## [RECORDS]
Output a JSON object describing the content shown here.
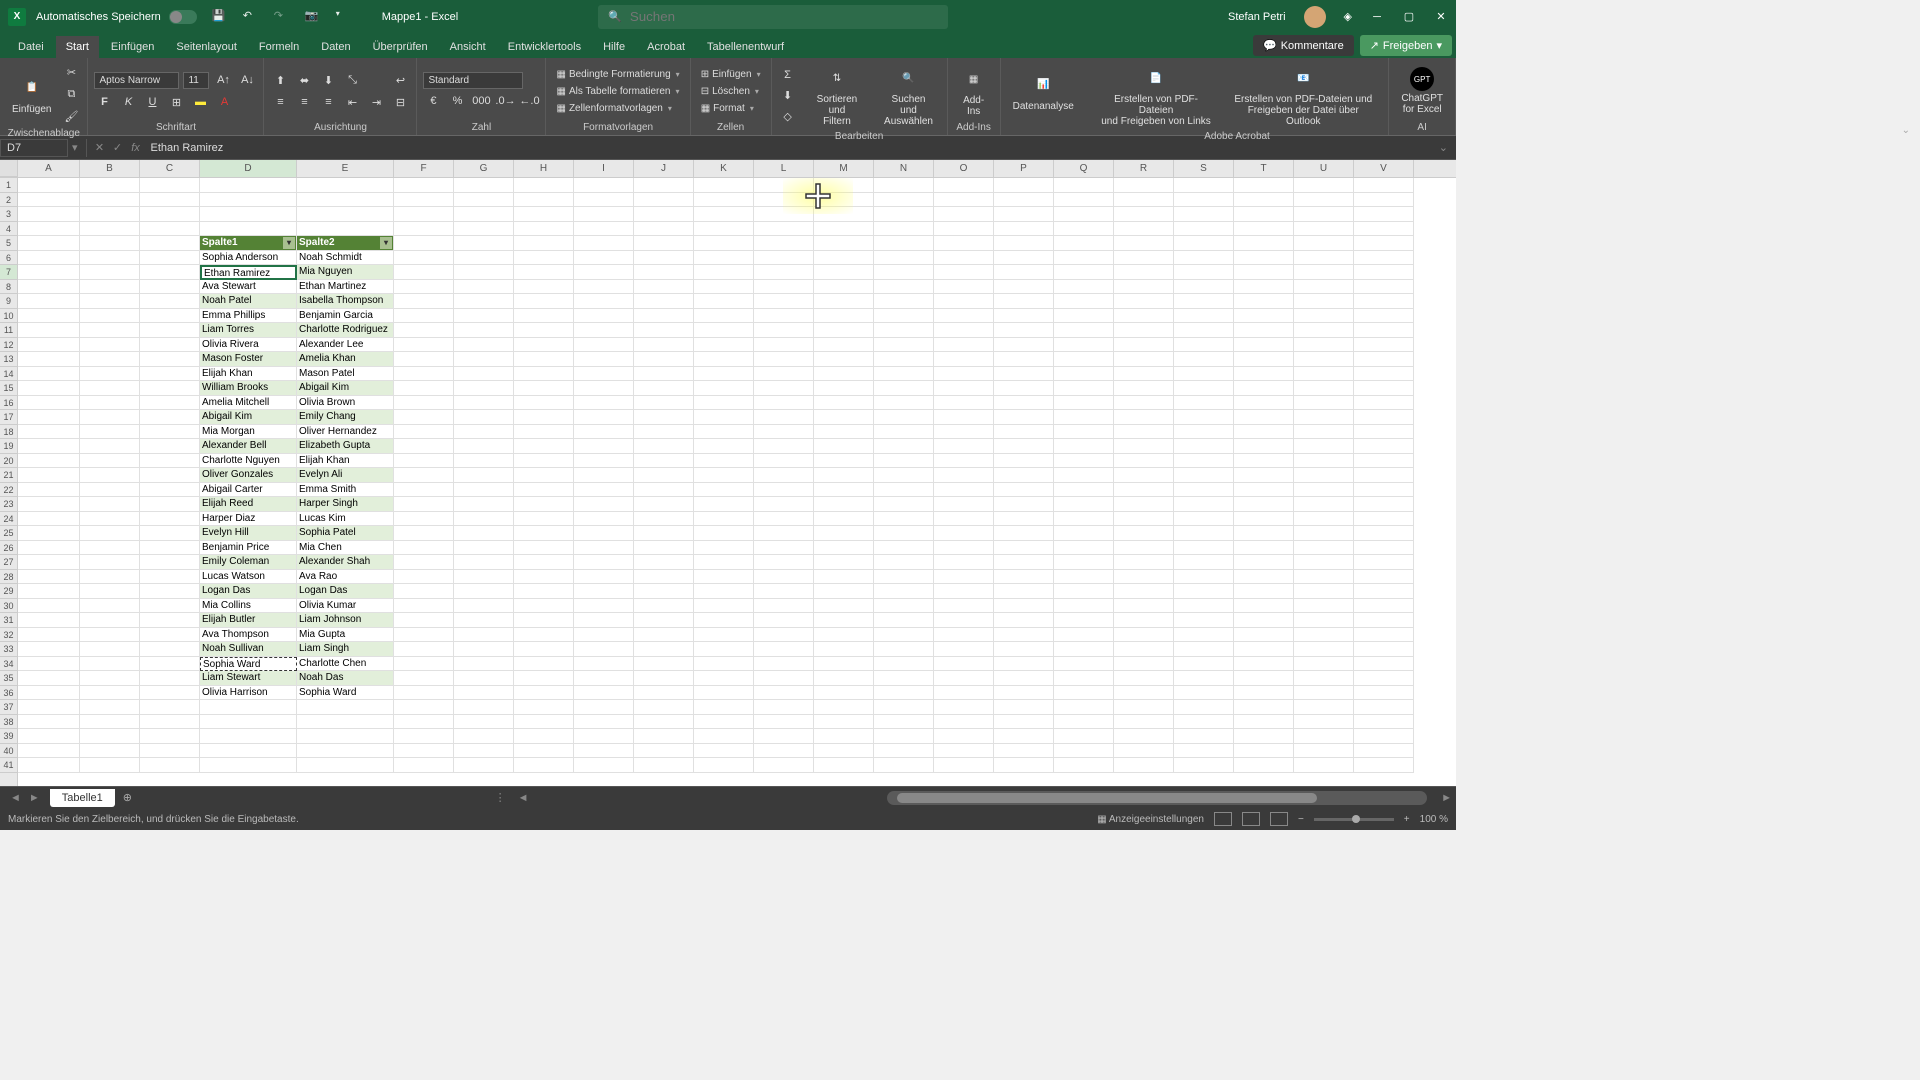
{
  "titlebar": {
    "autosave_label": "Automatisches Speichern",
    "doc_title": "Mappe1 - Excel",
    "search_placeholder": "Suchen",
    "user_name": "Stefan Petri"
  },
  "tabs": {
    "items": [
      "Datei",
      "Start",
      "Einfügen",
      "Seitenlayout",
      "Formeln",
      "Daten",
      "Überprüfen",
      "Ansicht",
      "Entwicklertools",
      "Hilfe",
      "Acrobat",
      "Tabellenentwurf"
    ],
    "active": "Start",
    "comments": "Kommentare",
    "share": "Freigeben"
  },
  "ribbon": {
    "clipboard": {
      "paste": "Einfügen",
      "label": "Zwischenablage"
    },
    "font": {
      "name": "Aptos Narrow",
      "size": "11",
      "label": "Schriftart"
    },
    "alignment": {
      "label": "Ausrichtung"
    },
    "number": {
      "format": "Standard",
      "label": "Zahl"
    },
    "styles": {
      "cond_format": "Bedingte Formatierung",
      "as_table": "Als Tabelle formatieren",
      "cell_styles": "Zellenformatvorlagen",
      "label": "Formatvorlagen"
    },
    "cells": {
      "insert": "Einfügen",
      "delete": "Löschen",
      "format": "Format",
      "label": "Zellen"
    },
    "editing": {
      "sort": "Sortieren und\nFiltern",
      "find": "Suchen und\nAuswählen",
      "label": "Bearbeiten"
    },
    "addins": {
      "addins": "Add-\nIns",
      "label": "Add-Ins"
    },
    "analysis": {
      "data_analysis": "Datenanalyse"
    },
    "adobe": {
      "pdf_links": "Erstellen von PDF-Dateien\nund Freigeben von Links",
      "pdf_outlook": "Erstellen von PDF-Dateien und\nFreigeben der Datei über Outlook",
      "label": "Adobe Acrobat"
    },
    "ai": {
      "chatgpt": "ChatGPT\nfor Excel",
      "label": "AI"
    }
  },
  "formula_bar": {
    "name_box": "D7",
    "formula": "Ethan Ramirez"
  },
  "grid": {
    "columns": [
      "A",
      "B",
      "C",
      "D",
      "E",
      "F",
      "G",
      "H",
      "I",
      "J",
      "K",
      "L",
      "M",
      "N",
      "O",
      "P",
      "Q",
      "R",
      "S",
      "T",
      "U",
      "V"
    ],
    "active_col": "D",
    "active_row": 7,
    "copied_cell": "D34",
    "table": {
      "header_row": 5,
      "headers": [
        "Spalte1",
        "Spalte2"
      ],
      "rows": [
        [
          "Sophia Anderson",
          "Noah Schmidt"
        ],
        [
          "Ethan Ramirez",
          "Mia Nguyen"
        ],
        [
          "Ava Stewart",
          "Ethan Martinez"
        ],
        [
          "Noah Patel",
          "Isabella Thompson"
        ],
        [
          "Emma Phillips",
          "Benjamin Garcia"
        ],
        [
          "Liam Torres",
          "Charlotte Rodriguez"
        ],
        [
          "Olivia Rivera",
          "Alexander Lee"
        ],
        [
          "Mason Foster",
          "Amelia Khan"
        ],
        [
          "Elijah Khan",
          "Mason Patel"
        ],
        [
          "William Brooks",
          "Abigail Kim"
        ],
        [
          "Amelia Mitchell",
          "Olivia Brown"
        ],
        [
          "Abigail Kim",
          "Emily Chang"
        ],
        [
          "Mia Morgan",
          "Oliver Hernandez"
        ],
        [
          "Alexander Bell",
          "Elizabeth Gupta"
        ],
        [
          "Charlotte Nguyen",
          "Elijah Khan"
        ],
        [
          "Oliver Gonzales",
          "Evelyn Ali"
        ],
        [
          "Abigail Carter",
          "Emma Smith"
        ],
        [
          "Elijah Reed",
          "Harper Singh"
        ],
        [
          "Harper Diaz",
          "Lucas Kim"
        ],
        [
          "Evelyn Hill",
          "Sophia Patel"
        ],
        [
          "Benjamin Price",
          "Mia Chen"
        ],
        [
          "Emily Coleman",
          "Alexander Shah"
        ],
        [
          "Lucas Watson",
          "Ava Rao"
        ],
        [
          "Logan Das",
          "Logan Das"
        ],
        [
          "Mia Collins",
          "Olivia Kumar"
        ],
        [
          "Elijah Butler",
          "Liam Johnson"
        ],
        [
          "Ava Thompson",
          "Mia Gupta"
        ],
        [
          "Noah Sullivan",
          "Liam Singh"
        ],
        [
          "Sophia Ward",
          "Charlotte Chen"
        ],
        [
          "Liam Stewart",
          "Noah Das"
        ],
        [
          "Olivia Harrison",
          "Sophia Ward"
        ]
      ]
    }
  },
  "sheets": {
    "active": "Tabelle1"
  },
  "status": {
    "message": "Markieren Sie den Zielbereich, und drücken Sie die Eingabetaste.",
    "display_settings": "Anzeigeeinstellungen",
    "zoom": "100 %"
  }
}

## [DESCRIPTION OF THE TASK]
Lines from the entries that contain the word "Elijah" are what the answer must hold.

## [WRITTEN SOLUTION]
          "Elijah Khan",
          "Elijah Khan"
          "Elijah Reed",
          "Elijah Butler",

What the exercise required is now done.